■ Exercise directions
Type the listing below out again exactly. No images.
▼▼▼
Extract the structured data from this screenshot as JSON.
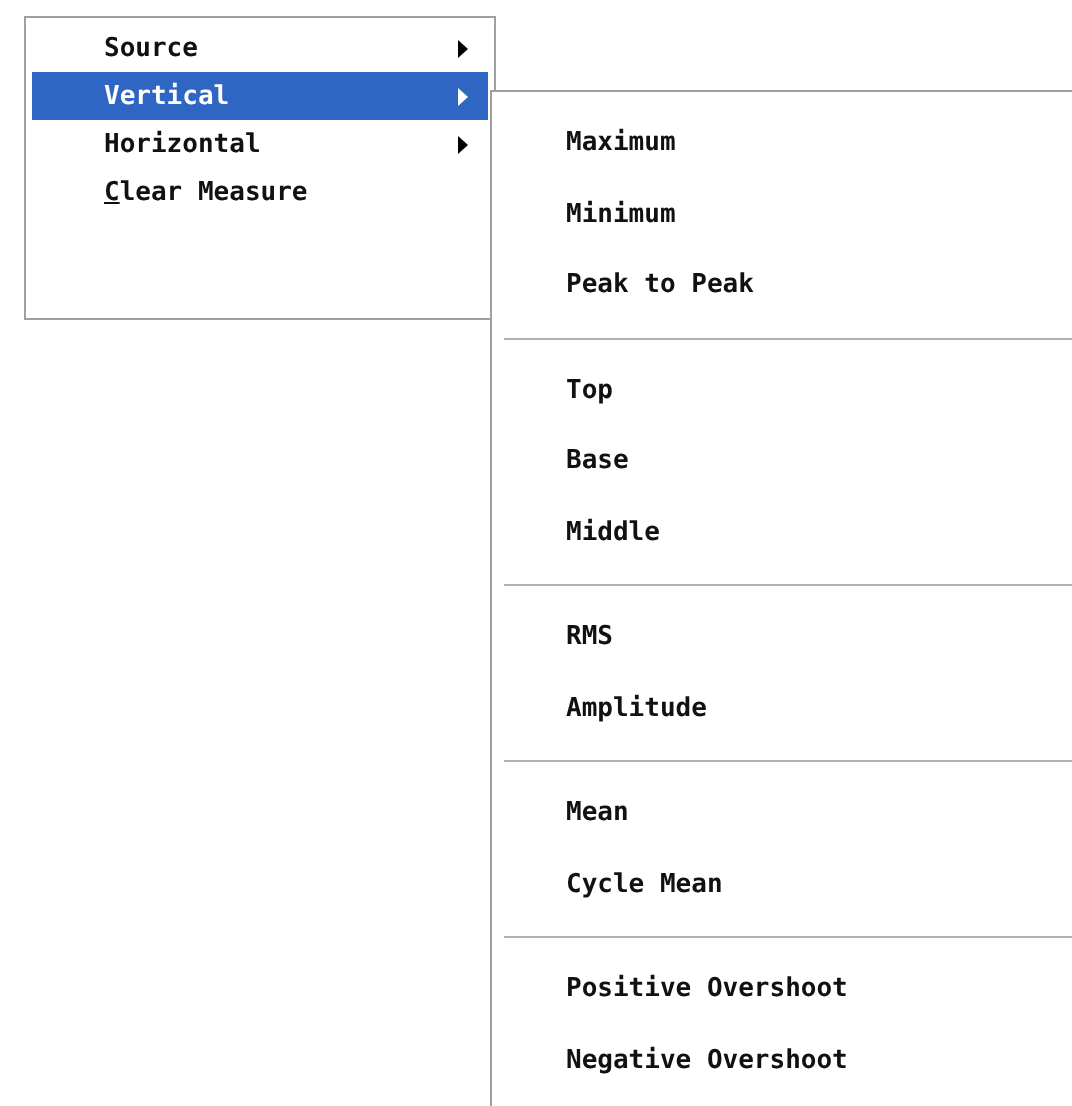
{
  "menu": {
    "items": [
      {
        "label": "Source",
        "selected": false,
        "has_submenu": true,
        "mnemonic": false
      },
      {
        "label": "Vertical",
        "selected": true,
        "has_submenu": true,
        "mnemonic": false
      },
      {
        "label": "Horizontal",
        "selected": false,
        "has_submenu": true,
        "mnemonic": false
      },
      {
        "label": "Clear Measure",
        "selected": false,
        "has_submenu": false,
        "mnemonic": true
      }
    ]
  },
  "submenu": {
    "groups": [
      {
        "items": [
          "Maximum",
          "Minimum",
          "Peak to Peak"
        ]
      },
      {
        "items": [
          "Top",
          "Base",
          "Middle"
        ]
      },
      {
        "items": [
          "RMS",
          "Amplitude"
        ]
      },
      {
        "items": [
          "Mean",
          "Cycle Mean"
        ]
      },
      {
        "items": [
          "Positive Overshoot",
          "Negative Overshoot"
        ]
      }
    ]
  }
}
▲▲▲
■ Your solution
Extract the structured data from this screenshot as JSON.
{
  "menu": {
    "items": [
      {
        "label": "Source",
        "selected": false,
        "has_submenu": true,
        "mnemonic": false
      },
      {
        "label": "Vertical",
        "selected": true,
        "has_submenu": true,
        "mnemonic": false
      },
      {
        "label": "Horizontal",
        "selected": false,
        "has_submenu": true,
        "mnemonic": false
      },
      {
        "label": "Clear Measure",
        "selected": false,
        "has_submenu": false,
        "mnemonic": true
      }
    ]
  },
  "submenu": {
    "groups": [
      {
        "items": [
          "Maximum",
          "Minimum",
          "Peak to Peak"
        ]
      },
      {
        "items": [
          "Top",
          "Base",
          "Middle"
        ]
      },
      {
        "items": [
          "RMS",
          "Amplitude"
        ]
      },
      {
        "items": [
          "Mean",
          "Cycle Mean"
        ]
      },
      {
        "items": [
          "Positive Overshoot",
          "Negative Overshoot"
        ]
      }
    ]
  }
}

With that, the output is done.